“I’ve also interviewed statewide candidates for the California Channel, in which candidates are asked questions in one-on-one interviews which are taped and aired later,” she said. “I enjoy that format because it’s a more relaxed format and you have the opportunity to build a rapport with the candidates.”
Speaking from experience, Hirohama said, “When you are a moderator, it is a high-stress situation. All eyes are on you. It can be nerve-wracking, particularly when it’s a televised debate, and even more so when it’s live. You need to keep multiple balls in the air — managing the time, keeping control of the candidates, including enforcing time limits and making sure things remain civil, and making sure the candidates are treated equally.
“In some debates I’ve moderated, the moderator is responsible not just for asking the questions, but for selecting them from questions submitted by the audience during the debate. Often for a live televised debate you have an earpiece over which you are getting technical cues or instructions from a director or camera operator, which is yet another thing you have to deal with as a moderator. So you’re doing all these things while trying to appear calm, focused, fair, and personable.
“So, being one of the three panelists for the Harris-Sanchez debate was certainly easier for me than being a sole moderator. But on the other hand, this was a high-profile debate, so you do feel some pressure.”
Without commenting on which candidates did better in the Trump-Clinton and Kaine-Pence debates, Hirohama observed that they “very much reflected the contentious nature of the election and the high degree of political and cultural polarization in our country right now. It was not a pleasant spectacle. The candidates seem entrenched in their positions, and you don’t see genuine dialogue taking place.

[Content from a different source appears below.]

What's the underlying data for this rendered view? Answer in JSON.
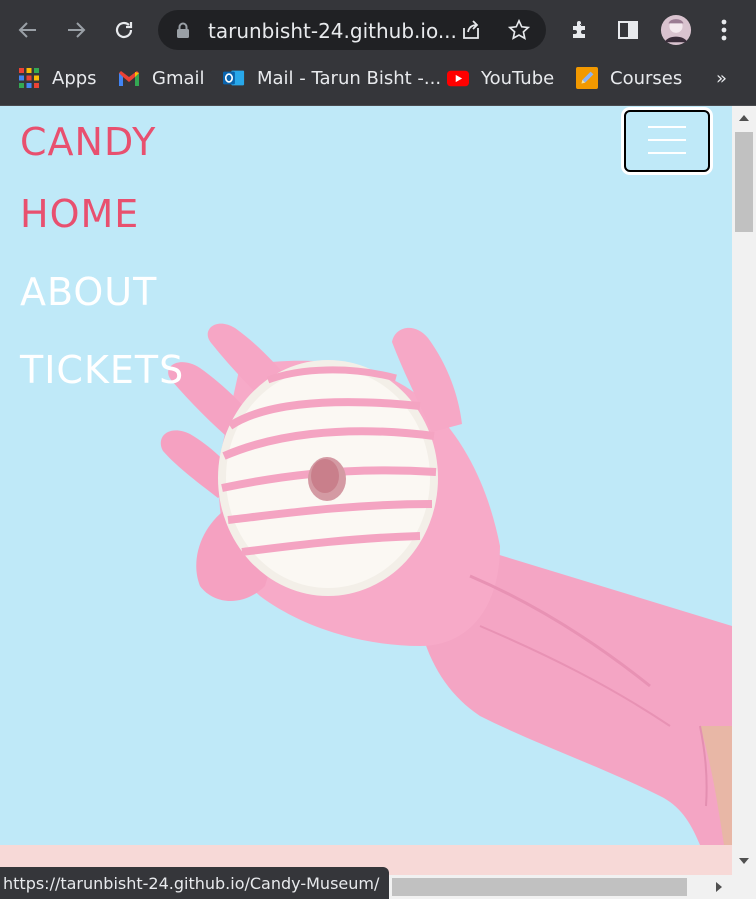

“Thanks in part to the 24/7 news cycle and the rise of social media, the debates are treated as a form of entertainment or a sporting event, with the focus on sound bites, spin, and a scorecard approach to anoint a winner and a loser. So what we got was almost a kind of reality show, complete with insults, talking over each other, and misrepresentations. You have to question whether those debates provided the voters with any useful information whatsoever about the candidates and their positions on the issues.
“However, I do think it is a positive that moderators are taking a more active role than in the past in fact-checking, asking follow-up questions, and pressing the candidates for answers. That helps hold the candidates accountable and draws out more information for the viewers.”
Whatever the shortcomings of national debates, Hirohama believes that debates for state and local races “can present a better opportunity for the voters to actually get information that will help them make a choice on who to vote for. So I think it’s important that candidates participate in them.
“In the League of Women Voters, we’ve seen an increasing tendency for incumbents and/or those who hold substantial leads in polls to decline to participate in debates. They think there is no up side for them — that it is a potential opportunity to make a mistake and just gives visibility to their opponent. But I think that shortchanges the voters. Voters should have opportunities to see the candidates and judge for themselves.
“I’ve met people whose opinions have been changed after seeing a debate, and that has happened to me, too. So I think this U.S. Senate debate was a valuable opportunity for the voters to learn more about these candidates.”
To see a video of the debate, go online to: https://www.youtube.com/watch?v=z-Ld4FJTra0